I remember going through ‘ad school’, under the wonderful tutelage of Tony Cullingham, and being told – aside from a healthy dose of creativity and sheer hard work – I had to know my ‘ad history’; the great agencies (past and present), famous ad campaigns, and the best copywriters and art directors in the industry.
The first time I was ever asked who my favourite copywriter was, I said “David Abbott”, without thinking. I knew nothing of his work, but knew his name, so thought that answer would make me sound good. Retrospectively, I looked up his work: what an unintentionally brilliant choice I’d made in naming him.
He was phenomenal conceptually, but with a fair chunk of incredibly smart copy thrown into the mix.
His work resonated with me as, although I was learning how to craft conceptual campaigns, I hankered after writing longer form copy – it was my default mode.
At one point, I was told “look, Nick, you can’t write your way out of every client brief”
David Abbott’s work showed me that, while – to a degree – that statement was true, it was possible to marry visual work to smart, punchy copy that had real impact.
Too often, the word ‘legendary’ gets bandied about.
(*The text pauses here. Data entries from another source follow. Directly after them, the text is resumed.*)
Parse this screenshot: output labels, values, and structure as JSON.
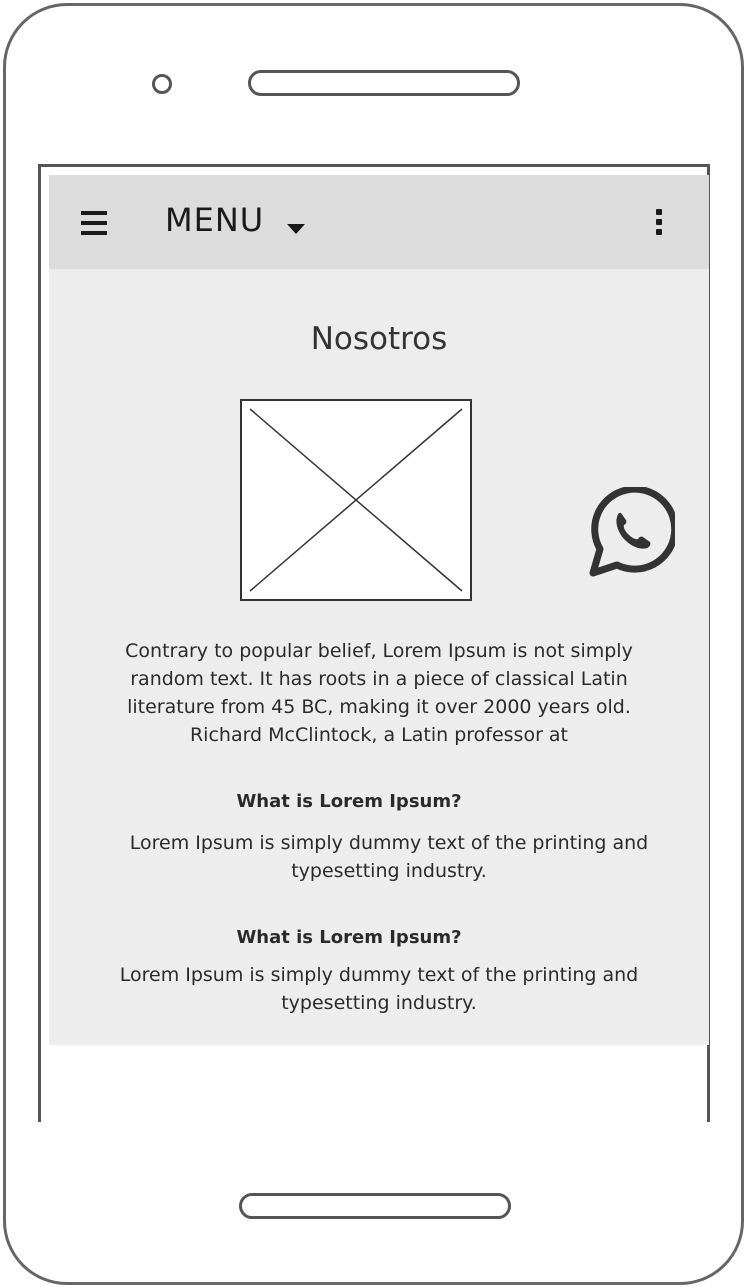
{
  "topbar": {
    "menu_label": "MENU",
    "icons": {
      "left": "hamburger-icon",
      "caret": "caret-down-icon",
      "right": "more-vertical-icon"
    }
  },
  "main": {
    "title": "Nosotros",
    "image_icon": "image-placeholder-icon",
    "contact_icon": "whatsapp-icon",
    "intro": "Contrary to popular belief, Lorem Ipsum is not simply random text. It has roots in a piece of classical Latin literature from 45 BC, making it over 2000 years old. Richard McClintock, a Latin professor at",
    "sections": [
      {
        "heading": "What is Lorem Ipsum?",
        "body": "Lorem Ipsum is simply dummy text of the printing and typesetting industry."
      },
      {
        "heading": "What is Lorem Ipsum?",
        "body": "Lorem Ipsum is simply dummy text of the printing and typesetting industry."
      }
    ]
  },
  "colors": {
    "frame": "#666666",
    "topbar_bg": "#dcdcdc",
    "content_bg": "#ededed",
    "text": "#2a2a2a"
  }
}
I get told that ‘copywriter x’ is legendary and I should’ve heard of them. When I look them up, they’re great at writing sales letters, but that seems to be it.
That doesn’t make you a great copywriter, it simply means you mastered one particular format.
David Abbott, from what I could see, was worthy of the term ‘legendary’ in his field, across all platforms/channels.
The likelihood of me ever reaching the dizzy heights of Mr Abbott are slim to zero, but he gave me confidence to believe I could be a decent copywriter and set a benchmark for me.
Here are some of my favourite bits of his work: